Von LISA-MARIE KOMP
As Tim René Salomon has set out very clearly, a military intervention in Syria cannot be considered legal, as there is no Security Council resolution, no situation of self-defence, nor do the contested doctrines of humanitarian intervention or the responsibility to protect justify an intervention. There is merit in taking a closer look at one of the prerequisites for the use of force under both humanitarian intervention, as well as under the responsibility to protect: the requirement that an intervention must have reasonable chances of offering protection to civilians. This requirement points us to the real difficulty in the case of Syria: the use of force cannot stand by itself.
Why the Security Council bears the primary responsibility for the maintenance of peace and security
Every intervention must be complemented by at least a rudimentary plan of how such an intervention will improve the situation of civilians in Syria. Without reasonable chances of protecting civilians, neither the doctrine of humanitarian intervention, nor the responsibility to protect justify military intervention. The fact that this is the case, may serve as a reminder of the reason why, in principle, the Security Council is entrusted with the decision to employ force, although it is a political body with numerous deficiencies. An authorization of the use of force under Chapter VII by the Security Council presupposes diplomatic interaction within the Council. It suggests that it has been discussed how an intervention can contribute to a solution to the conflict, that there is at least an idea of how to proceed in the aftermath of an intervention and how to continue interacting with the country concerned. Once the Council has authorized the use of force, its members are bound to such an intervention as they have agreed to it. This is not a guarantee for success, however, it does increase the pressure to solve disagreements concerning the conflict within the Council and to continue the involvement in a meaningful way.

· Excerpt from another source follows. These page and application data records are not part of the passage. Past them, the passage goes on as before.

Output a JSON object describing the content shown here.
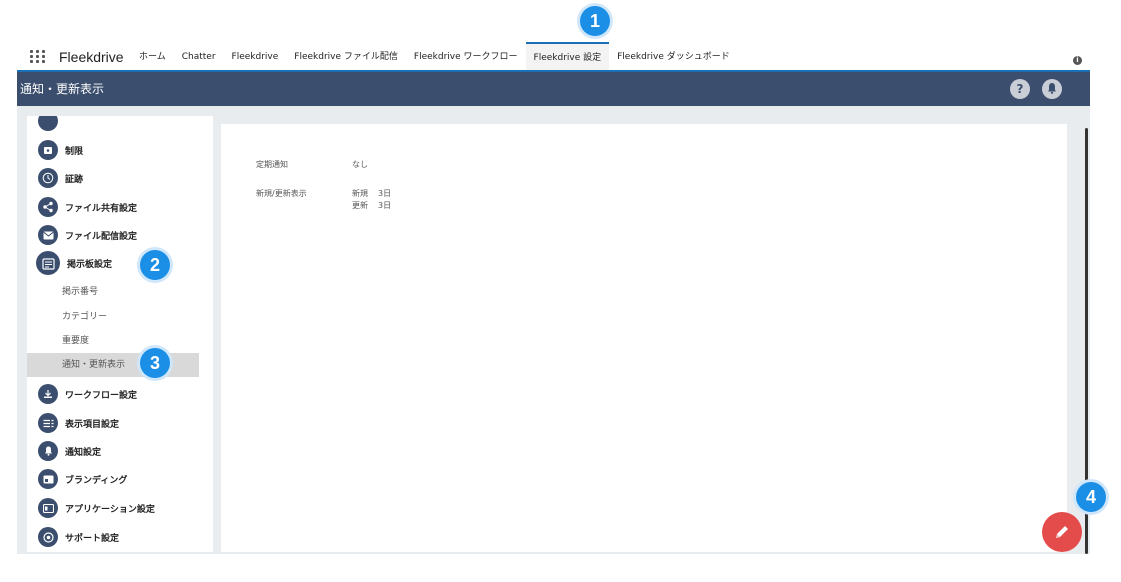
{
  "nav": {
    "app_name": "Fleekdrive",
    "tabs": [
      {
        "label": "ホーム"
      },
      {
        "label": "Chatter"
      },
      {
        "label": "Fleekdrive"
      },
      {
        "label": "Fleekdrive ファイル配信"
      },
      {
        "label": "Fleekdrive ワークフロー"
      },
      {
        "label": "Fleekdrive 設定",
        "active": true
      },
      {
        "label": "Fleekdrive ダッシュボード"
      }
    ],
    "info_icon": "i"
  },
  "header": {
    "title": "通知・更新表示",
    "help_label": "?",
    "notification_icon": "bell-icon"
  },
  "sidebar": {
    "items": [
      {
        "label": "制限",
        "icon": "lock-icon"
      },
      {
        "label": "証跡",
        "icon": "clock-icon"
      },
      {
        "label": "ファイル共有設定",
        "icon": "share-icon"
      },
      {
        "label": "ファイル配信設定",
        "icon": "mail-icon"
      },
      {
        "label": "掲示板設定",
        "icon": "board-icon"
      }
    ],
    "subitems": [
      {
        "label": "掲示番号"
      },
      {
        "label": "カテゴリー"
      },
      {
        "label": "重要度"
      },
      {
        "label": "通知・更新表示",
        "selected": true
      }
    ],
    "items_after": [
      {
        "label": "ワークフロー設定",
        "icon": "workflow-icon"
      },
      {
        "label": "表示項目設定",
        "icon": "list-icon"
      },
      {
        "label": "通知設定",
        "icon": "bell-icon"
      },
      {
        "label": "ブランディング",
        "icon": "branding-icon"
      },
      {
        "label": "アプリケーション設定",
        "icon": "app-icon"
      },
      {
        "label": "サポート設定",
        "icon": "support-icon"
      }
    ]
  },
  "main": {
    "periodic_notice_label": "定期通知",
    "periodic_notice_value": "なし",
    "new_update_label": "新規/更新表示",
    "new_label": "新規",
    "new_value": "3日",
    "update_label": "更新",
    "update_value": "3日"
  },
  "callouts": [
    "1",
    "2",
    "3",
    "4"
  ]
}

Kosovo: the birthplace of the doctrine of humanitarian intervention
Even the doctrine of humanitarian intervention, which accepts the use of force without a Security Council resolution, presupposes a diplomatic component to the solution, as it is not possible to assume reasonable chances of successfully protecting civilians without a strategy going beyond the element of sanction. The very intervention that lies at the basis of the doctrine of humanitarian intervention demonstrates this very nicely. The air campaign on Belgrade was planned to be short and effective, ground troops were never meant to go in. Even though it was not the first time the US dealt with Milošević, in the words of Madeleine Albright: “We all had hoped that Milosevic was, frankly, a reasonable human being, who would not want to see his country bombed.” As we all know by now, Milošević does not belong to the reasonable lot. The NATO Summit commemorating its 50th anniversary was overshadowed by discussions of intensifying NATO´s air campaign “for as long as it takes.” It is now assumed that serious considerations of sending ground troops was what finally lead to Serbia´s capitulation after 78 days. At this point, we should note the similarity to the current discussion, where a promise of “no boots on the ground” is made and the campaign is planned for 60, maximum 90 days.
What should we learn from the intervention in Kosovo?
In my opinion, there are two things to remember carefully. Firstly, people like Milošević or Assad are not reasonable human beings. They do not mind to see their country bombed, especially not, if they are already told that it won´t take too long, as is the case in the current situation. Secondly, a short and “no boots on the ground” campaign is very difficult to realise. This leaves us with two possible scenarios. Either, the US and its allies face reality and break their promise not to get involved too deeply, as has been the case in Kosovo. Or, they simply do pull out after 60, maybe 90 days.
Let´s imagine for a moment that NATO alleys had stuck to their initial tactics of bombing Belgrade for a short period of time, had not seriously considered the sending of ground troops and had simply pulled out after 60, maybe 90 days. No one would think back at the intervention in a complementary way, nor would the doctrine of humanitarian intervention have been developed. For good reasons this is, as civilians would not have actually received protection.
Therefore, heads of State and government should be prudent when discussing a military intervention in Syria. Are the allied forces willing truly to offer protection to the Syrian population? If this is not the case, if sanctioning Assad is the only goal pursued, an intervention will do more harm than good. Therefore, no matter which legal ground for justification one seeks to employ, the use of force must be embedded in serious diplomatic efforts, there must be a strategy of how the intervention will truly contribute to the protection of civilians. Simply wishing to sanction the Assad regime for the use of chemical weapons is not a sufficient justification for the use of force. This result may be considered utterly unsatisfying in the present situation. Nevertheless, it highlights the importance of the basic reasoning underlying the traditional rules, as well as newly developed doctrines relating to the use of force: the use of force can never stand alone. Diplomatic means must always be part of the solution to a conflict.